**MATERIAL PROVIDED**
****************************************
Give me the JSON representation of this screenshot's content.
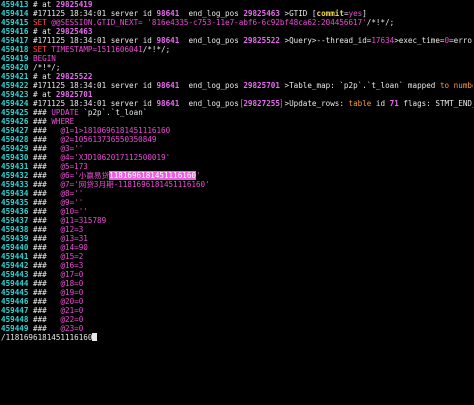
{
  "lines": [
    [
      [
        "459413 ",
        "ln"
      ],
      [
        "# at ",
        "w"
      ],
      [
        "29825419",
        "num"
      ]
    ],
    [
      [
        "459414 ",
        "ln"
      ],
      [
        "#171125 18:34:01 server id ",
        "w"
      ],
      [
        "98641",
        "num"
      ],
      [
        "  end_log_pos ",
        "w"
      ],
      [
        "29825463",
        "num"
      ],
      [
        " >GTID [",
        "w"
      ],
      [
        "commit",
        "yellow"
      ],
      [
        "=",
        "w"
      ],
      [
        "yes",
        "pink"
      ],
      [
        "]",
        "w"
      ]
    ],
    [
      [
        "459415 ",
        "ln"
      ],
      [
        "SET ",
        "red"
      ],
      [
        "@@SESSION.GTID_NEXT=",
        "pink"
      ],
      [
        " '816e4335-c753-11e7-abf6-6c92bf48ca62:204456617'",
        "pink"
      ],
      [
        "/*!*/;",
        "w"
      ]
    ],
    [
      [
        "459416 ",
        "ln"
      ],
      [
        "# at ",
        "w"
      ],
      [
        "29825463",
        "num"
      ]
    ],
    [
      [
        "459417 ",
        "ln"
      ],
      [
        "#171125 18:34:01 server id ",
        "w"
      ],
      [
        "98641",
        "num"
      ],
      [
        "  end_log_pos ",
        "w"
      ],
      [
        "29825522",
        "num"
      ],
      [
        " >Query>--thread_id=",
        "w"
      ],
      [
        "17634",
        "pink"
      ],
      [
        ">exec_time=",
        "w"
      ],
      [
        "0",
        "pink"
      ],
      [
        "=error_code=",
        "w"
      ],
      [
        "0",
        "pink"
      ]
    ],
    [
      [
        "459418 ",
        "ln"
      ],
      [
        "SET ",
        "red"
      ],
      [
        "TIMESTAMP=1511606041",
        "pink"
      ],
      [
        "/*!*/;",
        "w"
      ]
    ],
    [
      [
        "459419 ",
        "ln"
      ],
      [
        "BEGIN",
        "pink"
      ]
    ],
    [
      [
        "459420 ",
        "ln"
      ],
      [
        "/*!*/;",
        "w"
      ]
    ],
    [
      [
        "459421 ",
        "ln"
      ],
      [
        "# at ",
        "w"
      ],
      [
        "29825522",
        "num"
      ]
    ],
    [
      [
        "459422 ",
        "ln"
      ],
      [
        "#171125 18:34:01 server id ",
        "w"
      ],
      [
        "98641",
        "num"
      ],
      [
        "  end_log_pos ",
        "w"
      ],
      [
        "29825701",
        "num"
      ],
      [
        " >Table_map: `p2p`.`t_loan` mapped ",
        "w"
      ],
      [
        "to",
        "orange"
      ],
      [
        " ",
        "w"
      ],
      [
        "number",
        "orange"
      ],
      [
        " ",
        "w"
      ],
      [
        "71",
        "num"
      ]
    ],
    [
      [
        "459423 ",
        "ln"
      ],
      [
        "# at ",
        "w"
      ],
      [
        "29825701",
        "num"
      ]
    ],
    [
      [
        "459424 ",
        "ln"
      ],
      [
        "#171125 18:34:01 server id ",
        "w"
      ],
      [
        "98641",
        "num"
      ],
      [
        "  end_log_pos ",
        "w"
      ],
      [
        "29827255",
        "num box"
      ],
      [
        " >Update_rows: ",
        "w"
      ],
      [
        "table",
        "orange"
      ],
      [
        " id ",
        "w"
      ],
      [
        "71",
        "num"
      ],
      [
        " flags: STMT_END_F",
        "w"
      ]
    ],
    [
      [
        "459425 ",
        "ln"
      ],
      [
        "### ",
        "w"
      ],
      [
        "UPDATE ",
        "pink"
      ],
      [
        "`p2p`.`t_loan`",
        "w"
      ]
    ],
    [
      [
        "459426 ",
        "ln"
      ],
      [
        "### ",
        "w"
      ],
      [
        "WHERE",
        "pink"
      ]
    ],
    [
      [
        "459427 ",
        "ln"
      ],
      [
        "###   ",
        "w"
      ],
      [
        "@1=1>1810696181451116160",
        "pink"
      ]
    ],
    [
      [
        "459428 ",
        "ln"
      ],
      [
        "###   ",
        "w"
      ],
      [
        "@2=105613736550350849",
        "pink"
      ]
    ],
    [
      [
        "459429 ",
        "ln"
      ],
      [
        "###   ",
        "w"
      ],
      [
        "@3=''",
        "pink"
      ]
    ],
    [
      [
        "459430 ",
        "ln"
      ],
      [
        "###   ",
        "w"
      ],
      [
        "@4='XJD1062017112500019'",
        "pink"
      ]
    ],
    [
      [
        "459431 ",
        "ln"
      ],
      [
        "###   ",
        "w"
      ],
      [
        "@5=173",
        "pink"
      ]
    ],
    [
      [
        "459432 ",
        "ln"
      ],
      [
        "###   ",
        "w"
      ],
      [
        "@6='小赢易贷",
        "pink"
      ],
      [
        "1181696181451116160",
        "hl"
      ],
      [
        "'",
        "pink"
      ]
    ],
    [
      [
        "459433 ",
        "ln"
      ],
      [
        "###   ",
        "w"
      ],
      [
        "@7='网贷3月期-1181696181451116160'",
        "pink"
      ]
    ],
    [
      [
        "459434 ",
        "ln"
      ],
      [
        "###   ",
        "w"
      ],
      [
        "@8=''",
        "pink"
      ]
    ],
    [
      [
        "459435 ",
        "ln"
      ],
      [
        "###   ",
        "w"
      ],
      [
        "@9=''",
        "pink"
      ]
    ],
    [
      [
        "459436 ",
        "ln"
      ],
      [
        "###   ",
        "w"
      ],
      [
        "@10=''",
        "pink"
      ]
    ],
    [
      [
        "459437 ",
        "ln"
      ],
      [
        "###   ",
        "w"
      ],
      [
        "@11=315789",
        "pink"
      ]
    ],
    [
      [
        "459438 ",
        "ln"
      ],
      [
        "###   ",
        "w"
      ],
      [
        "@12=3",
        "pink"
      ]
    ],
    [
      [
        "459439 ",
        "ln"
      ],
      [
        "###   ",
        "w"
      ],
      [
        "@13=31",
        "pink"
      ]
    ],
    [
      [
        "459440 ",
        "ln"
      ],
      [
        "###   ",
        "w"
      ],
      [
        "@14=90",
        "pink"
      ]
    ],
    [
      [
        "459441 ",
        "ln"
      ],
      [
        "###   ",
        "w"
      ],
      [
        "@15=2",
        "pink"
      ]
    ],
    [
      [
        "459442 ",
        "ln"
      ],
      [
        "###   ",
        "w"
      ],
      [
        "@16=3",
        "pink"
      ]
    ],
    [
      [
        "459443 ",
        "ln"
      ],
      [
        "###   ",
        "w"
      ],
      [
        "@17=0",
        "pink"
      ]
    ],
    [
      [
        "459444 ",
        "ln"
      ],
      [
        "###   ",
        "w"
      ],
      [
        "@18=0",
        "pink"
      ]
    ],
    [
      [
        "459445 ",
        "ln"
      ],
      [
        "###   ",
        "w"
      ],
      [
        "@19=0",
        "pink"
      ]
    ],
    [
      [
        "459446 ",
        "ln"
      ],
      [
        "###   ",
        "w"
      ],
      [
        "@20=0",
        "pink"
      ]
    ],
    [
      [
        "459447 ",
        "ln"
      ],
      [
        "###   ",
        "w"
      ],
      [
        "@21=0",
        "pink"
      ]
    ],
    [
      [
        "459448 ",
        "ln"
      ],
      [
        "###   ",
        "w"
      ],
      [
        "@22=0",
        "pink"
      ]
    ],
    [
      [
        "459449 ",
        "ln"
      ],
      [
        "###   ",
        "w"
      ],
      [
        "@23=0",
        "pink"
      ]
    ]
  ],
  "command_line": "/1181696181451116160"
}
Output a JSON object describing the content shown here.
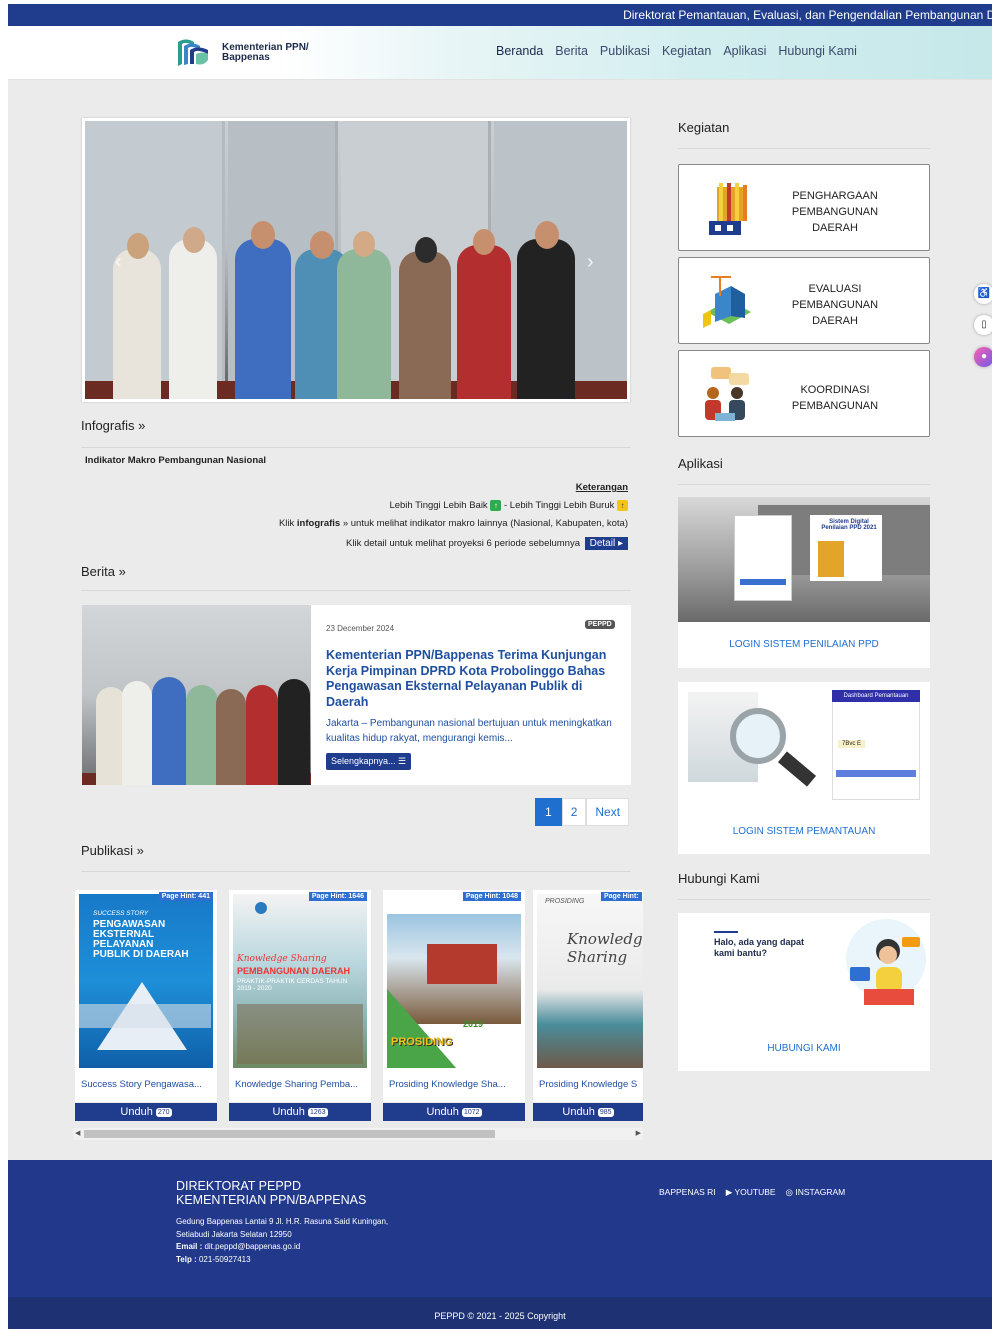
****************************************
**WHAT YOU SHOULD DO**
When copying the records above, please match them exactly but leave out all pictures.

**RESPONSE FOR THIS EXERCISE**
Give me the JSON representation of this screenshot's content.
{
  "lines": [
    [
      [
        "459413 ",
        "ln"
      ],
      [
        "# at ",
        "w"
      ],
      [
        "29825419",
        "num"
      ]
    ],
    [
      [
        "459414 ",
        "ln"
      ],
      [
        "#171125 18:34:01 server id ",
        "w"
      ],
      [
        "98641",
        "num"
      ],
      [
        "  end_log_pos ",
        "w"
      ],
      [
        "29825463",
        "num"
      ],
      [
        " >GTID [",
        "w"
      ],
      [
        "commit",
        "yellow"
      ],
      [
        "=",
        "w"
      ],
      [
        "yes",
        "pink"
      ],
      [
        "]",
        "w"
      ]
    ],
    [
      [
        "459415 ",
        "ln"
      ],
      [
        "SET ",
        "red"
      ],
      [
        "@@SESSION.GTID_NEXT=",
        "pink"
      ],
      [
        " '816e4335-c753-11e7-abf6-6c92bf48ca62:204456617'",
        "pink"
      ],
      [
        "/*!*/;",
        "w"
      ]
    ],
    [
      [
        "459416 ",
        "ln"
      ],
      [
        "# at ",
        "w"
      ],
      [
        "29825463",
        "num"
      ]
    ],
    [
      [
        "459417 ",
        "ln"
      ],
      [
        "#171125 18:34:01 server id ",
        "w"
      ],
      [
        "98641",
        "num"
      ],
      [
        "  end_log_pos ",
        "w"
      ],
      [
        "29825522",
        "num"
      ],
      [
        " >Query>--thread_id=",
        "w"
      ],
      [
        "17634",
        "pink"
      ],
      [
        ">exec_time=",
        "w"
      ],
      [
        "0",
        "pink"
      ],
      [
        "=error_code=",
        "w"
      ],
      [
        "0",
        "pink"
      ]
    ],
    [
      [
        "459418 ",
        "ln"
      ],
      [
        "SET ",
        "red"
      ],
      [
        "TIMESTAMP=1511606041",
        "pink"
      ],
      [
        "/*!*/;",
        "w"
      ]
    ],
    [
      [
        "459419 ",
        "ln"
      ],
      [
        "BEGIN",
        "pink"
      ]
    ],
    [
      [
        "459420 ",
        "ln"
      ],
      [
        "/*!*/;",
        "w"
      ]
    ],
    [
      [
        "459421 ",
        "ln"
      ],
      [
        "# at ",
        "w"
      ],
      [
        "29825522",
        "num"
      ]
    ],
    [
      [
        "459422 ",
        "ln"
      ],
      [
        "#171125 18:34:01 server id ",
        "w"
      ],
      [
        "98641",
        "num"
      ],
      [
        "  end_log_pos ",
        "w"
      ],
      [
        "29825701",
        "num"
      ],
      [
        " >Table_map: `p2p`.`t_loan` mapped ",
        "w"
      ],
      [
        "to",
        "orange"
      ],
      [
        " ",
        "w"
      ],
      [
        "number",
        "orange"
      ],
      [
        " ",
        "w"
      ],
      [
        "71",
        "num"
      ]
    ],
    [
      [
        "459423 ",
        "ln"
      ],
      [
        "# at ",
        "w"
      ],
      [
        "29825701",
        "num"
      ]
    ],
    [
      [
        "459424 ",
        "ln"
      ],
      [
        "#171125 18:34:01 server id ",
        "w"
      ],
      [
        "98641",
        "num"
      ],
      [
        "  end_log_pos ",
        "w"
      ],
      [
        "29827255",
        "num box"
      ],
      [
        " >Update_rows: ",
        "w"
      ],
      [
        "table",
        "orange"
      ],
      [
        " id ",
        "w"
      ],
      [
        "71",
        "num"
      ],
      [
        " flags: STMT_END_F",
        "w"
      ]
    ],
    [
      [
        "459425 ",
        "ln"
      ],
      [
        "### ",
        "w"
      ],
      [
        "UPDATE ",
        "pink"
      ],
      [
        "`p2p`.`t_loan`",
        "w"
      ]
    ],
    [
      [
        "459426 ",
        "ln"
      ],
      [
        "### ",
        "w"
      ],
      [
        "WHERE",
        "pink"
      ]
    ],
    [
      [
        "459427 ",
        "ln"
      ],
      [
        "###   ",
        "w"
      ],
      [
        "@1=1>1810696181451116160",
        "pink"
      ]
    ],
    [
      [
        "459428 ",
        "ln"
      ],
      [
        "###   ",
        "w"
      ],
      [
        "@2=105613736550350849",
        "pink"
      ]
    ],
    [
      [
        "459429 ",
        "ln"
      ],
      [
        "###   ",
        "w"
      ],
      [
        "@3=''",
        "pink"
      ]
    ],
    [
      [
        "459430 ",
        "ln"
      ],
      [
        "###   ",
        "w"
      ],
      [
        "@4='XJD1062017112500019'",
        "pink"
      ]
    ],
    [
      [
        "459431 ",
        "ln"
      ],
      [
        "###   ",
        "w"
      ],
      [
        "@5=173",
        "pink"
      ]
    ],
    [
      [
        "459432 ",
        "ln"
      ],
      [
        "###   ",
        "w"
      ],
      [
        "@6='小赢易贷",
        "pink"
      ],
      [
        "1181696181451116160",
        "hl"
      ],
      [
        "'",
        "pink"
      ]
    ],
    [
      [
        "459433 ",
        "ln"
      ],
      [
        "###   ",
        "w"
      ],
      [
        "@7='网贷3月期-1181696181451116160'",
        "pink"
      ]
    ],
    [
      [
        "459434 ",
        "ln"
      ],
      [
        "###   ",
        "w"
      ],
      [
        "@8=''",
        "pink"
      ]
    ],
    [
      [
        "459435 ",
        "ln"
      ],
      [
        "###   ",
        "w"
      ],
      [
        "@9=''",
        "pink"
      ]
    ],
    [
      [
        "459436 ",
        "ln"
      ],
      [
        "###   ",
        "w"
      ],
      [
        "@10=''",
        "pink"
      ]
    ],
    [
      [
        "459437 ",
        "ln"
      ],
      [
        "###   ",
        "w"
      ],
      [
        "@11=315789",
        "pink"
      ]
    ],
    [
      [
        "459438 ",
        "ln"
      ],
      [
        "###   ",
        "w"
      ],
      [
        "@12=3",
        "pink"
      ]
    ],
    [
      [
        "459439 ",
        "ln"
      ],
      [
        "###   ",
        "w"
      ],
      [
        "@13=31",
        "pink"
      ]
    ],
    [
      [
        "459440 ",
        "ln"
      ],
      [
        "###   ",
        "w"
      ],
      [
        "@14=90",
        "pink"
      ]
    ],
    [
      [
        "459441 ",
        "ln"
      ],
      [
        "###   ",
        "w"
      ],
      [
        "@15=2",
        "pink"
      ]
    ],
    [
      [
        "459442 ",
        "ln"
      ],
      [
        "###   ",
        "w"
      ],
      [
        "@16=3",
        "pink"
      ]
    ],
    [
      [
        "459443 ",
        "ln"
      ],
      [
        "###   ",
        "w"
      ],
      [
        "@17=0",
        "pink"
      ]
    ],
    [
      [
        "459444 ",
        "ln"
      ],
      [
        "###   ",
        "w"
      ],
      [
        "@18=0",
        "pink"
      ]
    ],
    [
      [
        "459445 ",
        "ln"
      ],
      [
        "###   ",
        "w"
      ],
      [
        "@19=0",
        "pink"
      ]
    ],
    [
      [
        "459446 ",
        "ln"
      ],
      [
        "###   ",
        "w"
      ],
      [
        "@20=0",
        "pink"
      ]
    ],
    [
      [
        "459447 ",
        "ln"
      ],
      [
        "###   ",
        "w"
      ],
      [
        "@21=0",
        "pink"
      ]
    ],
    [
      [
        "459448 ",
        "ln"
      ],
      [
        "###   ",
        "w"
      ],
      [
        "@22=0",
        "pink"
      ]
    ],
    [
      [
        "459449 ",
        "ln"
      ],
      [
        "###   ",
        "w"
      ],
      [
        "@23=0",
        "pink"
      ]
    ]
  ],
  "command_line": "/1181696181451116160"
}
Output a JSON object describing the content shown here.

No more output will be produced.